The notable increase – 100% in the case of the resulting potential cocaine, compared to recent years – has to do with the cessation of the official program for the forced eradication of coca plants, the suspension of which was due to the emergence of the pandemic. of coronavirus. The confinements and the concentration of budgetary spending in the economic rescue packages aimed at individuals and companies paralyzed much of the activity of the National Commission for Development and Life without Drugs (Devida), which is the body in charge of designing and conducting the strategy national anti-narcotics campaign. Now that Devida should resume this activity on a large scale, Peru Libre wants to prevent it and also raises a reform of the committee itself, which it pressures by promoting an “internal and external” audit.A police career full of penalties
It remains to be seen if the proposal ends up being approved as law, given the internal disputes between President Castillo and the leadership of his party, as well as the lack of a majority in Congress; However, an attempt by Peru Libre to copy the coca-growing model followed by the MAS in Bolivia can be seen, as a way to gain a social base among the rural sectors dedicated to this crop and to establish its financing.
Castillo’s reluctance towards the most radical sector of his party, sometimes linked to the justification of Shining Path terrorism and the illegal activity in the region known as the Vraem (where the practically extinct guerrilla group operates), led last week to the removal of Prime Minister Guido Bellido, the man of Vladimir Cerrón, the leader of Peru Libre (Castillo was recruited as a presidential candidate because Cerrón could not stand in the elections for criminal reasons).
Although Castillo operated the change by putting someone with a more moderate profile at the head of the Cabinet – the president of Congress, Mirtha Vásquez -, he has had to agree with Cerrón on other names, such as the incorporation of Luis Barranzuela at the head of the Ministry of the Interior.

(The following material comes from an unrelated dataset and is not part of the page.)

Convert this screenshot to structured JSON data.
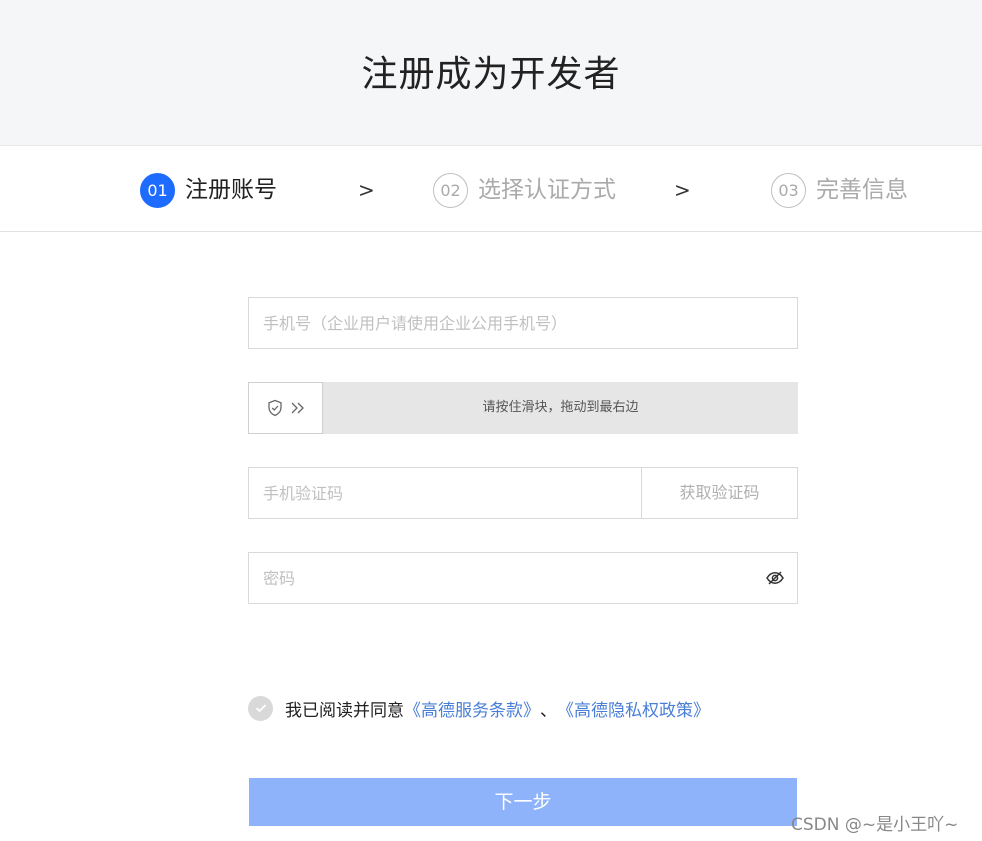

The new Executive is pending ratification by Congress.
Barranzuela, with a not very clean record During his time with the Police (in that body he accumulated 158 reprimands, which gave rise to 837 days of sanctions), he has been a lawyer for Cerrón y Bellido and an advisor on coca-growing issues for the deputy Guillermo Bermejo, one of the members of the Peru Libre bench most questioned by the opposition. Bermejo is the one who leads the proposal regarding coca crops.
Increase legal production
Barranzuela accompanied Bermejo to a meeting in Cuzco with coca growers days prior to his appointment to the Cabinet. In that act, Bermejo encouraged producers to continue with their crops, without lending themselves to official eradication programs. He also wanted to convince them of the family prosperity that they can achieve with a greater “industrialization” of the sector, converting the coca leaf into various products, such as mate, candies or cookies.
That legal consumption, linked to the traditions of the Andean population, would be covered with some 9,000 hectares, according to the coca growers unions, but the figures add up. This extension supposes an annual production of about 11,000 tons of coca leaf, an amount much higher than traditional consumption (which is basically chewing the leaf). This is insured by the National Coca Company (Enaco), which is the only permitted buyer of the legal production and its commercialization. There is also this distortion in Bolivia, which Morales expanded in 2016 with a law to increase legal production from 12,000 to 20,000 hectares, an expansion that increased drug trafficking.
Experts warn that the argument in favor of “industrializing” the coca growing sector is false because, despite efforts to diversify non-harmful products derived from the coca leaf, it will always be more profitable to divert the surplus left over from traditional use to drug trafficking. In addition, the products derived from the coca leaf have barely been accepted in the market or among the peasants themselves.